▶ _TASK REQUIREMENTS_:
Pick out every line in the data below that holds "unsigned".

▶ _MATERIAL FOR THIS EXERCISE_:

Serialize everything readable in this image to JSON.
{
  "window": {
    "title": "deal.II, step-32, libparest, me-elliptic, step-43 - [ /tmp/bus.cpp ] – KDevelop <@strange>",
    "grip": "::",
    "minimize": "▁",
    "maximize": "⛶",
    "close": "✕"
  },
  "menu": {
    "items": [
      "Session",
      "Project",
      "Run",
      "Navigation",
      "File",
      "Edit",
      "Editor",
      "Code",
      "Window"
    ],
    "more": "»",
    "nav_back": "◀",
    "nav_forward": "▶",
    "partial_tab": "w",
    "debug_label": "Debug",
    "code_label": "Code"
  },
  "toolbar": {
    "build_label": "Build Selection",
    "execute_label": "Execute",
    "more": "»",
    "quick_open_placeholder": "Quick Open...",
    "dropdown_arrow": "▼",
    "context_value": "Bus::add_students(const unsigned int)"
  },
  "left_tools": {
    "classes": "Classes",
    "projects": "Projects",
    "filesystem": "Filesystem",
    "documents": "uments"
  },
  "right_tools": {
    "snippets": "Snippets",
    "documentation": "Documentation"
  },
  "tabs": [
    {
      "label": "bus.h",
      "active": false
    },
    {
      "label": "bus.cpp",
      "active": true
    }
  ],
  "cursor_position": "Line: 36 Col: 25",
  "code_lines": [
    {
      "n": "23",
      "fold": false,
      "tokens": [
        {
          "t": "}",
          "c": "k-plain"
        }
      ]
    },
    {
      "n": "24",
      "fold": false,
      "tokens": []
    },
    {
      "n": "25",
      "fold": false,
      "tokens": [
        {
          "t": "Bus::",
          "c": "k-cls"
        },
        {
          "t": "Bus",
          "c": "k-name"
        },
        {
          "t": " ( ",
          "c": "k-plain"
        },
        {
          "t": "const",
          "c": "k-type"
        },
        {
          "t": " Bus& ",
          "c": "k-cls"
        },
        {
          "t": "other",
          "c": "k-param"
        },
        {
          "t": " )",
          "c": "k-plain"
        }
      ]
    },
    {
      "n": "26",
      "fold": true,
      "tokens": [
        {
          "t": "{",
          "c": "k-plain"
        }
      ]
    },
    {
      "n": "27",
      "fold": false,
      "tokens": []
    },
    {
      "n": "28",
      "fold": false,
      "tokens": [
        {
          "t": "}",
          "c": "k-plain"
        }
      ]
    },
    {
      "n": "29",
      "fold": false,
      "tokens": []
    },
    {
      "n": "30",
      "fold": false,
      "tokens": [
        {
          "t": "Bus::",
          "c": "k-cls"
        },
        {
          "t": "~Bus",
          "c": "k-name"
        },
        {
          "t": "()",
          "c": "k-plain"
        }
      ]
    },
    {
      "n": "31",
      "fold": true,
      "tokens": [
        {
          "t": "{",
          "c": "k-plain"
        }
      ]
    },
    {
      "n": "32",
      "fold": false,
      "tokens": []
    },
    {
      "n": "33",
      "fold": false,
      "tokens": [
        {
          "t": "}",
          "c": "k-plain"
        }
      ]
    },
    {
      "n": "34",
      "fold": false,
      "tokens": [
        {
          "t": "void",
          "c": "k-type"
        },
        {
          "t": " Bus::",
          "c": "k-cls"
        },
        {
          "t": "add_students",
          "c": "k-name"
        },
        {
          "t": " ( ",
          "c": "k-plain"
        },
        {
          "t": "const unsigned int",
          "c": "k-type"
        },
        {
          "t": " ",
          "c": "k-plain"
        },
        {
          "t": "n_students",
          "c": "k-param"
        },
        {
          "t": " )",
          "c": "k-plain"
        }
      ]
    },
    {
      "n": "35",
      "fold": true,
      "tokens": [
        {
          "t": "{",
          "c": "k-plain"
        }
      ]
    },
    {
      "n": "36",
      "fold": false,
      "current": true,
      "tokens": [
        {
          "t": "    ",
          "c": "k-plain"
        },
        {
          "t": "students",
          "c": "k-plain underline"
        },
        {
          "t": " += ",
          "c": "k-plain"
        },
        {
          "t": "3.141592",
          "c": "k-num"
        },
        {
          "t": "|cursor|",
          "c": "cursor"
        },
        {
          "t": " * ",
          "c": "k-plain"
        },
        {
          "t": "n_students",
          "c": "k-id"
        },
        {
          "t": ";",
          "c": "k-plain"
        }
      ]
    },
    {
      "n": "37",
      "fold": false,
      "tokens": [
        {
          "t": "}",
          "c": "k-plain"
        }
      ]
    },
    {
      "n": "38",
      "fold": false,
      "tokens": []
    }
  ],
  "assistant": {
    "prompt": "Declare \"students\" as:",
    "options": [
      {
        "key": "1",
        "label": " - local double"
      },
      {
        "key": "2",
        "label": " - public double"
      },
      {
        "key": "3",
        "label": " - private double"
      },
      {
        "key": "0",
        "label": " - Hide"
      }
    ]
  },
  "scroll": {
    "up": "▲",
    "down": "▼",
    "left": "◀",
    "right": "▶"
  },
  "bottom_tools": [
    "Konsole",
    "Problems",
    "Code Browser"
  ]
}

▶ _EXERCISE RESULT_:
    "context_value": "Bus::add_students(const unsigned int)"
          "t": "const unsigned int",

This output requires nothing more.